### WORK TO BE COMPLETED
Exact copy, no pictures: output all the records that follow.

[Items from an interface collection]
•••

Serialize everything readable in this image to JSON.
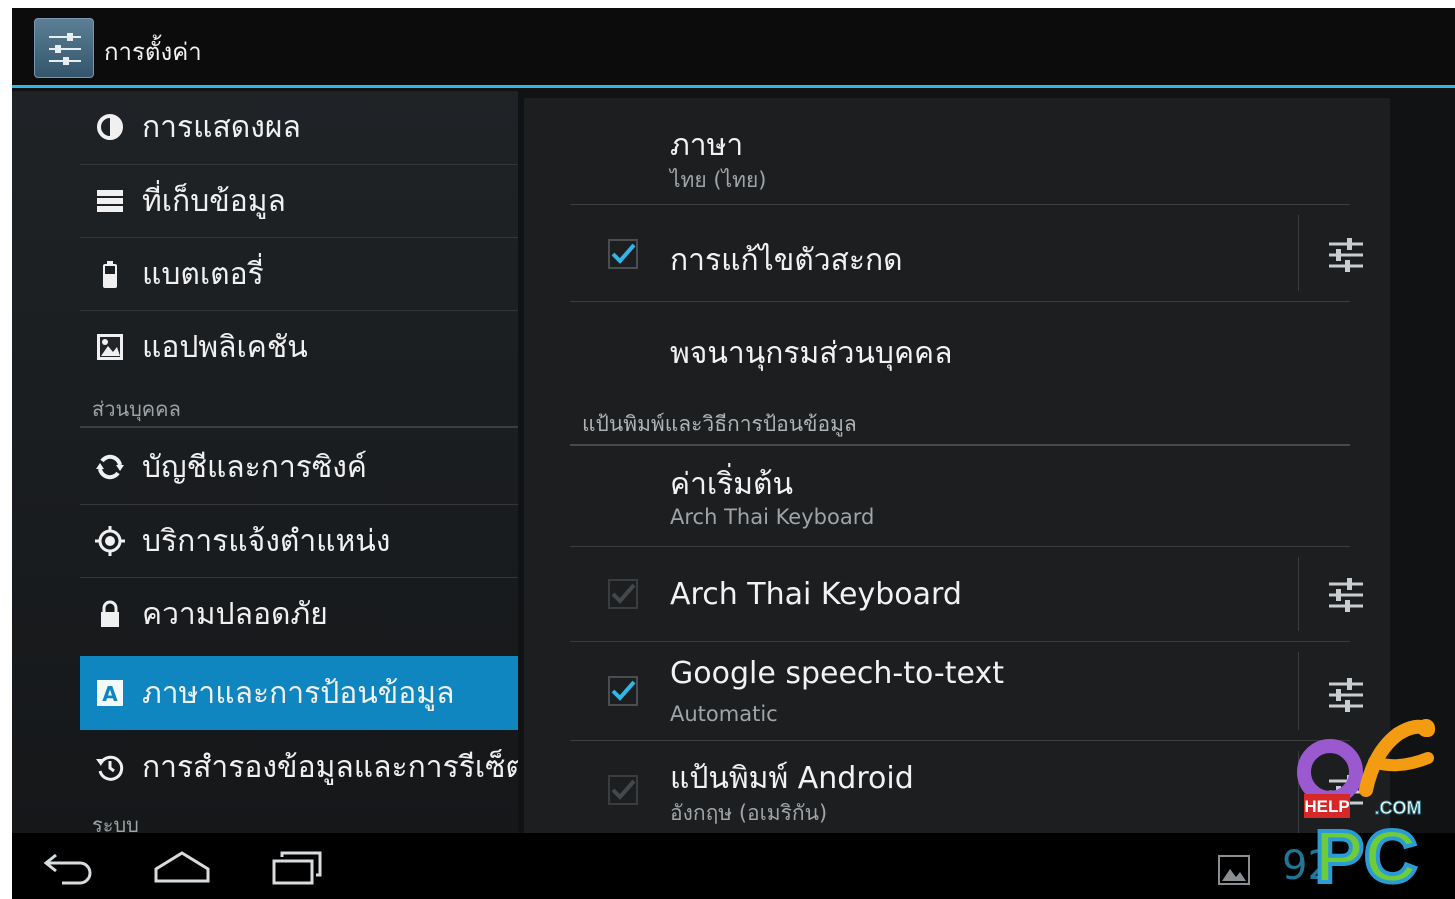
{
  "app": {
    "title": "การตั้งค่า",
    "accent": "#33b5e5",
    "selected_color": "#0f86c0"
  },
  "sidebar": {
    "items": [
      {
        "label": "การแสดงผล",
        "icon": "brightness-icon"
      },
      {
        "label": "ที่เก็บข้อมูล",
        "icon": "storage-icon"
      },
      {
        "label": "แบตเตอรี่",
        "icon": "battery-icon"
      },
      {
        "label": "แอปพลิเคชัน",
        "icon": "apps-icon"
      },
      {
        "label": "บัญชีและการซิงค์",
        "icon": "sync-icon"
      },
      {
        "label": "บริการแจ้งตำแหน่ง",
        "icon": "location-icon"
      },
      {
        "label": "ความปลอดภัย",
        "icon": "lock-icon"
      },
      {
        "label": "ภาษาและการป้อนข้อมูล",
        "icon": "language-icon",
        "selected": true
      },
      {
        "label": "การสำรองข้อมูลและการรีเซ็ต",
        "icon": "backup-icon"
      }
    ],
    "section_personal": "ส่วนบุคคล",
    "section_system": "ระบบ"
  },
  "content": {
    "language": {
      "title": "ภาษา",
      "value": "ไทย (ไทย)"
    },
    "spell_checker": {
      "title": "การแก้ไขตัวสะกด",
      "checked": true
    },
    "personal_dictionary": {
      "title": "พจนานุกรมส่วนบุคคล"
    },
    "keyboard_section_header": "แป้นพิมพ์และวิธีการป้อนข้อมูล",
    "default": {
      "title": "ค่าเริ่มต้น",
      "value": "Arch Thai Keyboard"
    },
    "arch_thai": {
      "title": "Arch Thai Keyboard",
      "checked": true,
      "disabled": true
    },
    "google_speech": {
      "title": "Google speech-to-text",
      "subtitle": "Automatic",
      "checked": true
    },
    "android_keyboard": {
      "title": "แป้นพิมพ์ Android",
      "subtitle": "อังกฤษ (อเมริกัน)",
      "checked": true,
      "disabled": true
    }
  },
  "navbar": {
    "back": "back-icon",
    "home": "home-icon",
    "recents": "recents-icon",
    "status": "92"
  },
  "watermark": {
    "top": "HELP",
    "com": ".COM",
    "main": "PC"
  }
}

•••

### OUTPUT OF THE TASK
Serialize everything readable in this image to JSON.
{
  "app": {
    "title": "การตั้งค่า",
    "accent": "#33b5e5",
    "selected_color": "#0f86c0"
  },
  "sidebar": {
    "items": [
      {
        "label": "การแสดงผล",
        "icon": "brightness-icon"
      },
      {
        "label": "ที่เก็บข้อมูล",
        "icon": "storage-icon"
      },
      {
        "label": "แบตเตอรี่",
        "icon": "battery-icon"
      },
      {
        "label": "แอปพลิเคชัน",
        "icon": "apps-icon"
      },
      {
        "label": "บัญชีและการซิงค์",
        "icon": "sync-icon"
      },
      {
        "label": "บริการแจ้งตำแหน่ง",
        "icon": "location-icon"
      },
      {
        "label": "ความปลอดภัย",
        "icon": "lock-icon"
      },
      {
        "label": "ภาษาและการป้อนข้อมูล",
        "icon": "language-icon",
        "selected": true
      },
      {
        "label": "การสำรองข้อมูลและการรีเซ็ต",
        "icon": "backup-icon"
      }
    ],
    "section_personal": "ส่วนบุคคล",
    "section_system": "ระบบ"
  },
  "content": {
    "language": {
      "title": "ภาษา",
      "value": "ไทย (ไทย)"
    },
    "spell_checker": {
      "title": "การแก้ไขตัวสะกด",
      "checked": true
    },
    "personal_dictionary": {
      "title": "พจนานุกรมส่วนบุคคล"
    },
    "keyboard_section_header": "แป้นพิมพ์และวิธีการป้อนข้อมูล",
    "default": {
      "title": "ค่าเริ่มต้น",
      "value": "Arch Thai Keyboard"
    },
    "arch_thai": {
      "title": "Arch Thai Keyboard",
      "checked": true,
      "disabled": true
    },
    "google_speech": {
      "title": "Google speech-to-text",
      "subtitle": "Automatic",
      "checked": true
    },
    "android_keyboard": {
      "title": "แป้นพิมพ์ Android",
      "subtitle": "อังกฤษ (อเมริกัน)",
      "checked": true,
      "disabled": true
    }
  },
  "navbar": {
    "back": "back-icon",
    "home": "home-icon",
    "recents": "recents-icon",
    "status": "92"
  },
  "watermark": {
    "top": "HELP",
    "com": ".COM",
    "main": "PC"
  }
}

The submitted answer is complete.